Former President Donald Trump has achieved a partial legal victory after a federal judge dismissed the wrongful death claim against him in the civil lawsuit filed by Sandra Garza, partner of the late U.S. Capitol Police Officer Brian Sicknick. Sicknick passed away a day after the January 6 Capitol riot, having been attacked by rioters.
U.S. District Judge Amit Mehta ruled that Garza, who was not married or a legal domestic partner to Sicknick, lacked the standing to bring wrongful death and negligence claims. However, the lawsuit continues on other grounds, including potential violations of Washington, D.C.'s Survival Act and conspiracy to violate civil rights. Garza seeks $30 million in damages.
Trump and co-defendants Julian Khater and George Tanios, both convicted in the January 6 riot, are implicated in the suit. Despite the partial dismissal, Garza’s lawyer Mark S. Zaid expressed satisfaction that the lawsuit is proceeding and mentioned considering deposing Trump as their next step.
The lawsuit, filed on January 5, 2023, alleged Trump and his co-defendants' "intentional words and actions" contributed to Sicknick's death. It claimed Trump incited the rioters with false claims of a "stolen" 2020 election.

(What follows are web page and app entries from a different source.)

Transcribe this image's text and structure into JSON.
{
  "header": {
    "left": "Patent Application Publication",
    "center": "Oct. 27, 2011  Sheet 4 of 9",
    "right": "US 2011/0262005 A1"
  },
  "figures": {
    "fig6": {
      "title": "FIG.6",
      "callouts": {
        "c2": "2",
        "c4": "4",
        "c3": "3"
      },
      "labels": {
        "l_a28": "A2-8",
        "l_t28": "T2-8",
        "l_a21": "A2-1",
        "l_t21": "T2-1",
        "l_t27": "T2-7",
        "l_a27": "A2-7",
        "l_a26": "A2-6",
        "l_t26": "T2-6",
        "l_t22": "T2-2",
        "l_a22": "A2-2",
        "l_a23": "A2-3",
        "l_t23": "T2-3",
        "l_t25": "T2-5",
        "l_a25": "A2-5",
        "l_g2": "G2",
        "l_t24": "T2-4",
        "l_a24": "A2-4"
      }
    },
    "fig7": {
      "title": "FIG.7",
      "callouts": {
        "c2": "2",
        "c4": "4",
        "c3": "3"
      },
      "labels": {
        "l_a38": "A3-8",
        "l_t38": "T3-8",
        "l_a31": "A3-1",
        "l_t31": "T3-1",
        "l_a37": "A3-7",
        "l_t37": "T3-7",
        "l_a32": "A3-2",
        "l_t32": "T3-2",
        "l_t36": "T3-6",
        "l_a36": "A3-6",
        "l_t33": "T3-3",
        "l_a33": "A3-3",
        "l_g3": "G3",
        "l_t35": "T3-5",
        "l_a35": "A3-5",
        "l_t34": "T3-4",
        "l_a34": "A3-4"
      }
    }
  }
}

Dr. Francisco Diaz, D.C.'s chief medical examiner, determined Sicknick's death was due to natural causes - two strokes - after collapsing post-riot. Trump, facing 91 felony counts including charges related to the Capitol attack, has not been directly charged in connection to Sicknick's death. He denies wrongdoing, calling his legal challenges a "witch hunt" and "election interference."